▼

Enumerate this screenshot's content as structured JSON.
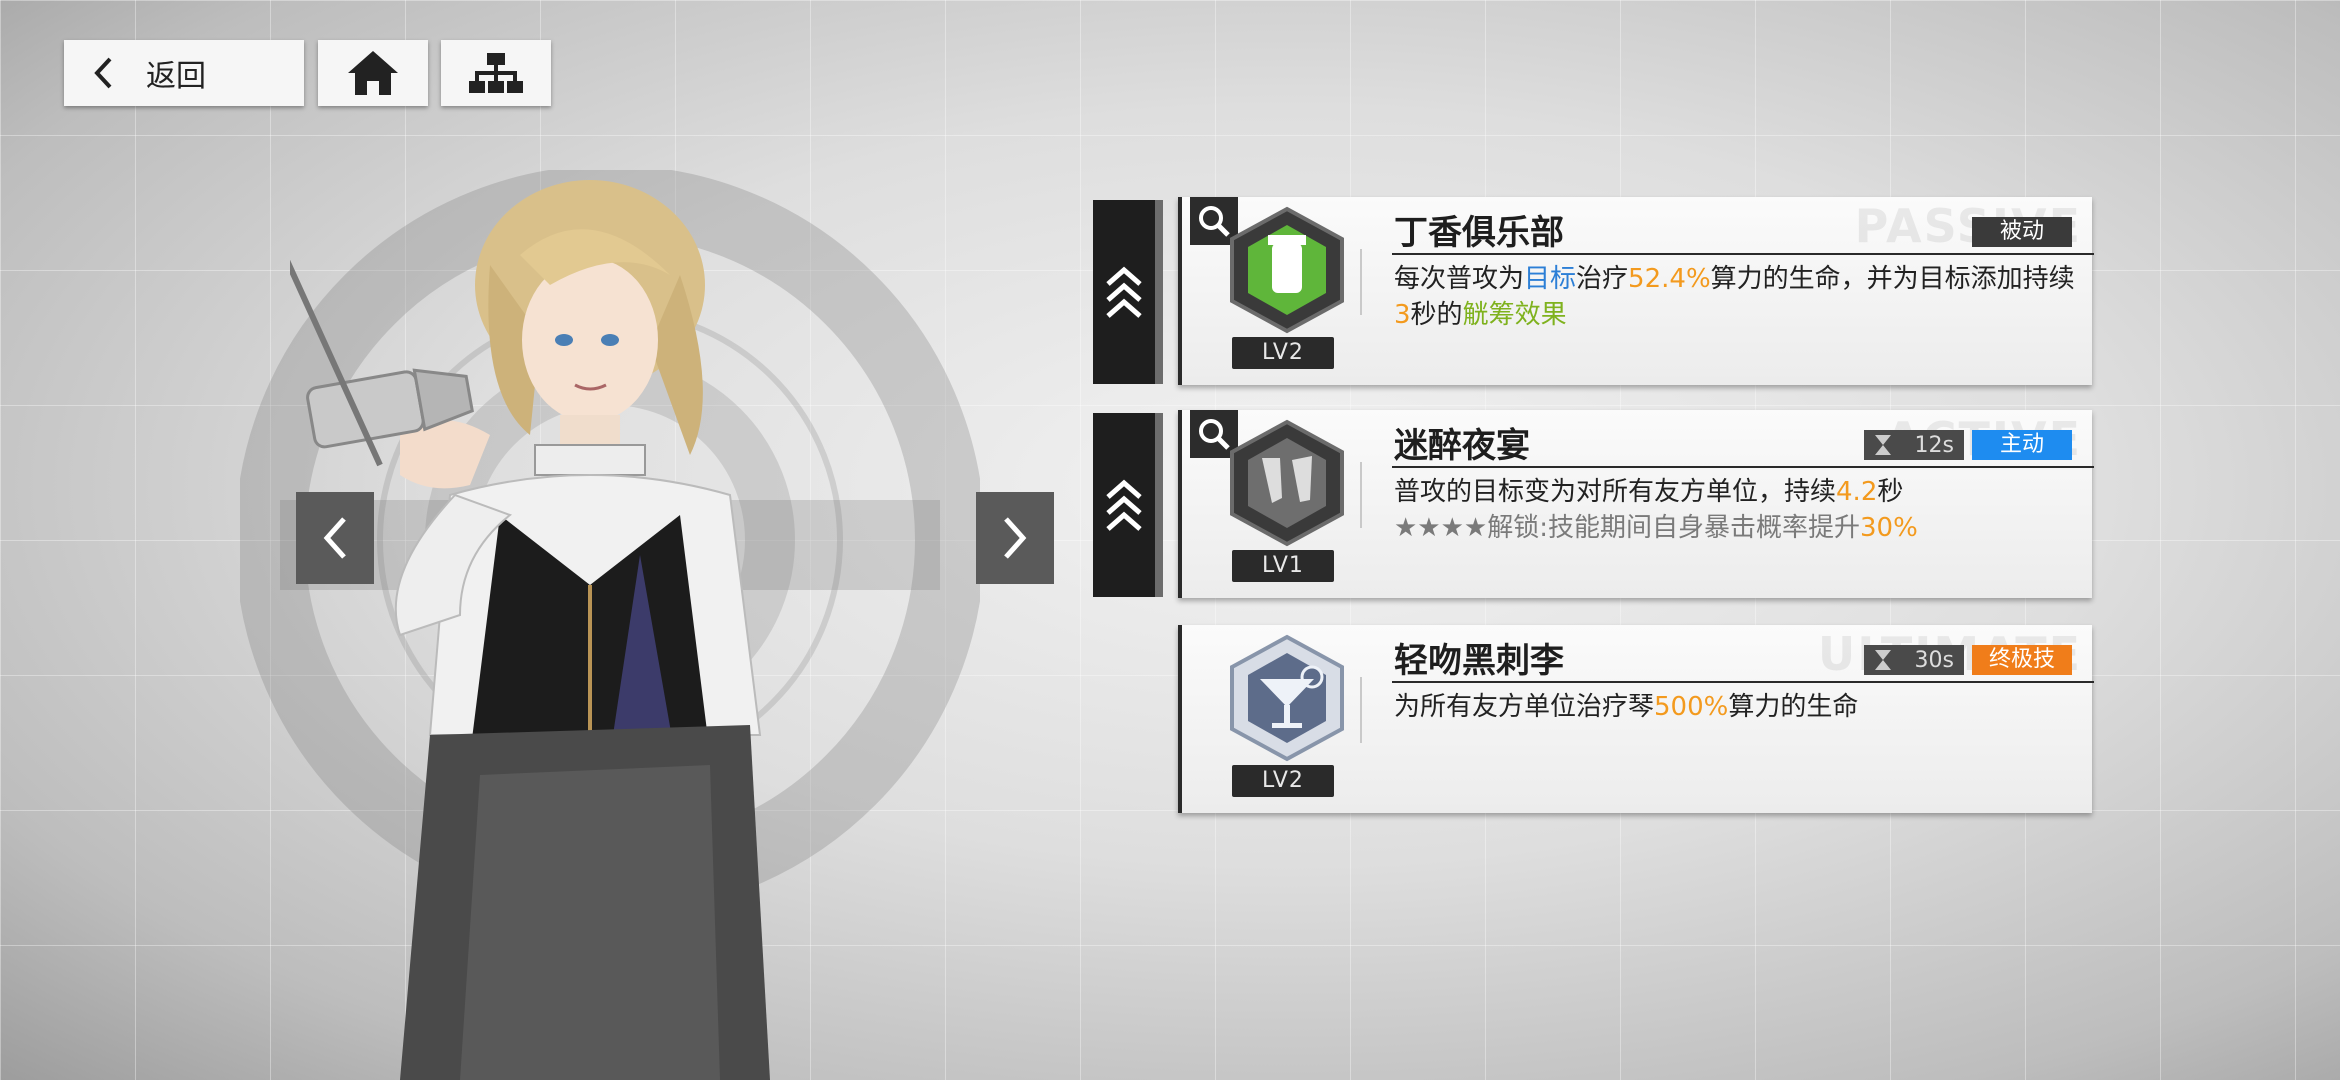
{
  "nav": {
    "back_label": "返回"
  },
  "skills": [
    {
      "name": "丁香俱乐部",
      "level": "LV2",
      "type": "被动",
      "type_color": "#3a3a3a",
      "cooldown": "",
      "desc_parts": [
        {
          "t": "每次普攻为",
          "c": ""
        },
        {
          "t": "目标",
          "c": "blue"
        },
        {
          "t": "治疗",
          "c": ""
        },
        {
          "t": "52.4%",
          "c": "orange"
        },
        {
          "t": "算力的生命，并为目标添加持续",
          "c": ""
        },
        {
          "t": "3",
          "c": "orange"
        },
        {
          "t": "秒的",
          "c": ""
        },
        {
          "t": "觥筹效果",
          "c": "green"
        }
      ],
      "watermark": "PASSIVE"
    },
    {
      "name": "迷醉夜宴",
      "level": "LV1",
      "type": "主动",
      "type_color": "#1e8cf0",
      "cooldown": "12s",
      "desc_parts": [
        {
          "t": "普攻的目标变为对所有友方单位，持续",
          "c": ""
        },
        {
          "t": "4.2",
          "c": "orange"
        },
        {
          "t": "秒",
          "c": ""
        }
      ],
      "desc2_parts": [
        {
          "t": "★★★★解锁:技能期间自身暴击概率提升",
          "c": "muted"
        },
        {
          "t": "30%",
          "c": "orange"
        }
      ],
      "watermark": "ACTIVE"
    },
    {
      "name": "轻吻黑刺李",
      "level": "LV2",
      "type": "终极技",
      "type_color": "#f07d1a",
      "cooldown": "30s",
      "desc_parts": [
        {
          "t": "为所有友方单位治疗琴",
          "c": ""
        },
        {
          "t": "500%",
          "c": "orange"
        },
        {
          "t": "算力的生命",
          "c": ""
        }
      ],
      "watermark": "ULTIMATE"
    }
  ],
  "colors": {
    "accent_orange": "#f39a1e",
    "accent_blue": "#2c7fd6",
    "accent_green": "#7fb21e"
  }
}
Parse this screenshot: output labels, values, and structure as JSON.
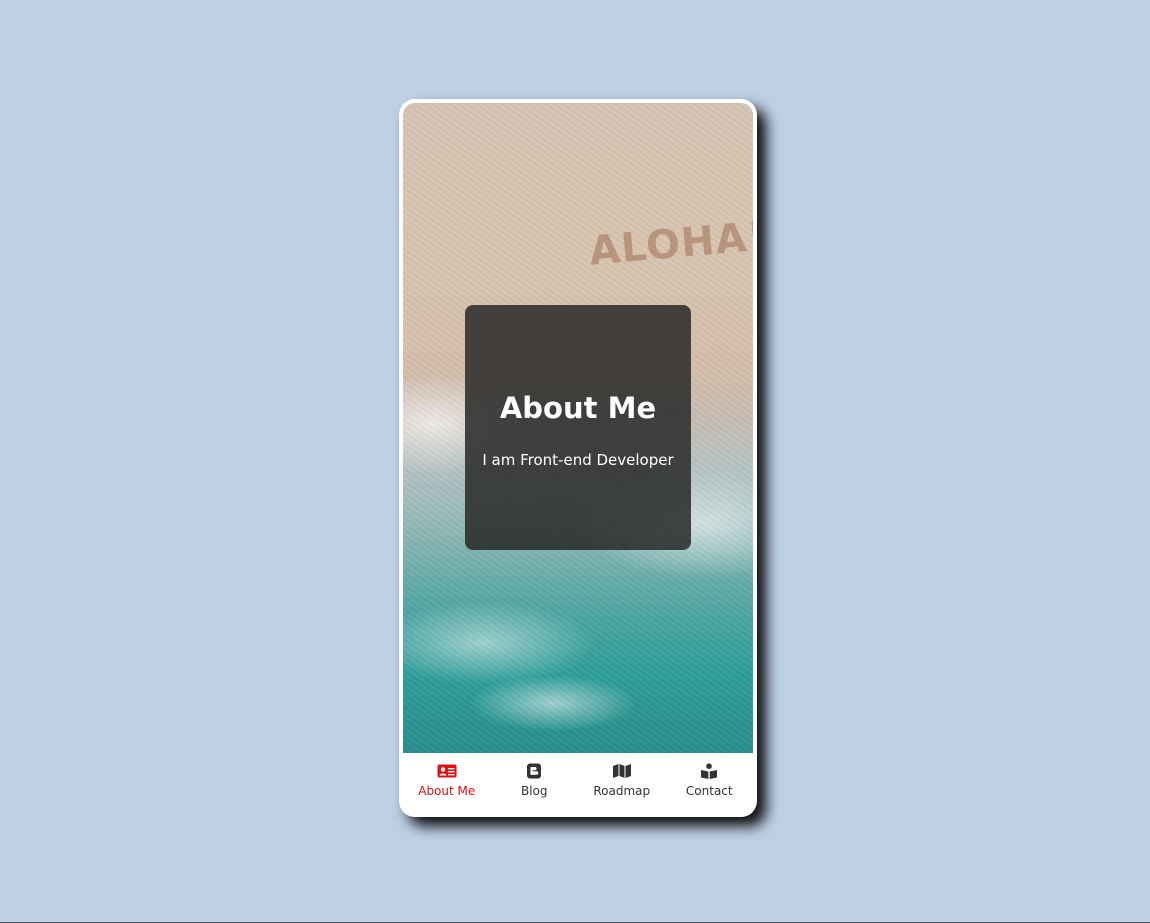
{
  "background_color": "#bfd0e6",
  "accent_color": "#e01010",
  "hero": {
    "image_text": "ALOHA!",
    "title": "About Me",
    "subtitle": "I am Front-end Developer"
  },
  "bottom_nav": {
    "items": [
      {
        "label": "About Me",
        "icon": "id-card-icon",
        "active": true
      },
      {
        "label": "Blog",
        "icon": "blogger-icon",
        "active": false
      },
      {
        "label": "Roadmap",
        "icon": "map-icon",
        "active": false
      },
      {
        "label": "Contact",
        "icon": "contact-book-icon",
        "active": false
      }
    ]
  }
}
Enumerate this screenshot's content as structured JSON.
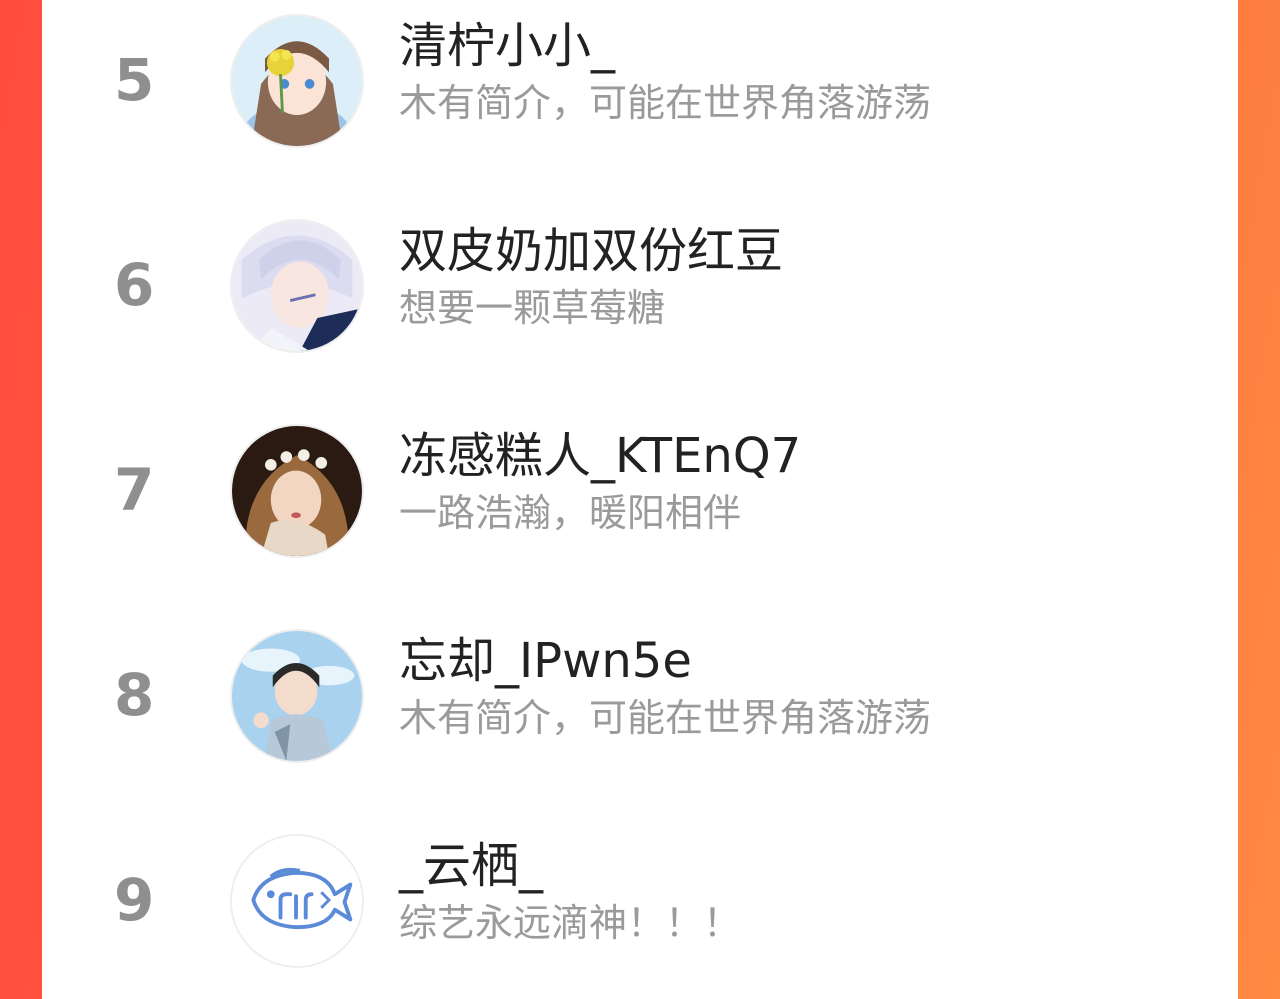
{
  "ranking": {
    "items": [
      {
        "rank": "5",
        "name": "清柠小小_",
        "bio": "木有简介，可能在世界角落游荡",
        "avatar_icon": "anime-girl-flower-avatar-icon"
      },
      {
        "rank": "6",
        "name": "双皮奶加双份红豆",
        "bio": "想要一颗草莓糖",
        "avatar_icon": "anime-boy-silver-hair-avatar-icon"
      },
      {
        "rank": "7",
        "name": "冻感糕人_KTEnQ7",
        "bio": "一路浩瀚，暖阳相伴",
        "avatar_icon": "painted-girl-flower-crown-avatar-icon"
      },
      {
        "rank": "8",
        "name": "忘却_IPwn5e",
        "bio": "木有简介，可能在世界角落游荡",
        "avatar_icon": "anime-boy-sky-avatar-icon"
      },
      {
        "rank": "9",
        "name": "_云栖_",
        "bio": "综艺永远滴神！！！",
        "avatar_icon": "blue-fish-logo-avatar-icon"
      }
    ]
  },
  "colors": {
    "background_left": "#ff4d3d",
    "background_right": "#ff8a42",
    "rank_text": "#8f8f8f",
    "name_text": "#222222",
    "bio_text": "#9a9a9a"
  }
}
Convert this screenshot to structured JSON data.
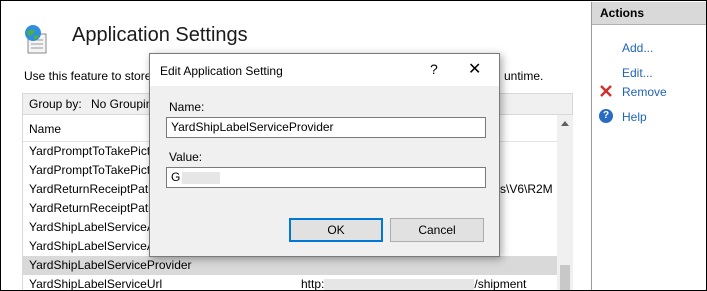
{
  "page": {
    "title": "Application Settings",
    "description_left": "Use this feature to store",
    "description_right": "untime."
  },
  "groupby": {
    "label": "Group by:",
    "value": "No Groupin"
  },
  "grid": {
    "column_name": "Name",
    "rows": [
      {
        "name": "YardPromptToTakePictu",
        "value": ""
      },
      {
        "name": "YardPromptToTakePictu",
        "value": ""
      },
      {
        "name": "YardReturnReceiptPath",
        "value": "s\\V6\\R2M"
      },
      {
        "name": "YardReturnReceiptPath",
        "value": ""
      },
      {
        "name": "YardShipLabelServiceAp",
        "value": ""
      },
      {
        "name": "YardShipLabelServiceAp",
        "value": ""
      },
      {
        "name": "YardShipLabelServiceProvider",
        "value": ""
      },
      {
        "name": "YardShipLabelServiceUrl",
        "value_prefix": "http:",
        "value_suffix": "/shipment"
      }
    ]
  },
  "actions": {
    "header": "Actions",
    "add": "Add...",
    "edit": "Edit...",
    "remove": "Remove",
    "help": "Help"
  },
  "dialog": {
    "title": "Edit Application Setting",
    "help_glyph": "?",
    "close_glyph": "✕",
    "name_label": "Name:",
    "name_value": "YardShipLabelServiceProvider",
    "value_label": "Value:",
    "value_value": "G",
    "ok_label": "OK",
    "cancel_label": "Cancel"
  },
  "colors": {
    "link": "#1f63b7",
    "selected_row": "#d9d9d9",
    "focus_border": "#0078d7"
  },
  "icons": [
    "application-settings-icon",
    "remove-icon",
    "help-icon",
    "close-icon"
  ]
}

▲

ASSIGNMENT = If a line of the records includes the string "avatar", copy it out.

WRITTEN RESPONSE =
        "avatar_icon": "anime-girl-flower-avatar-icon"
        "avatar_icon": "anime-boy-silver-hair-avatar-icon"
        "avatar_icon": "painted-girl-flower-crown-avatar-icon"
        "avatar_icon": "anime-boy-sky-avatar-icon"
        "avatar_icon": "blue-fish-logo-avatar-icon"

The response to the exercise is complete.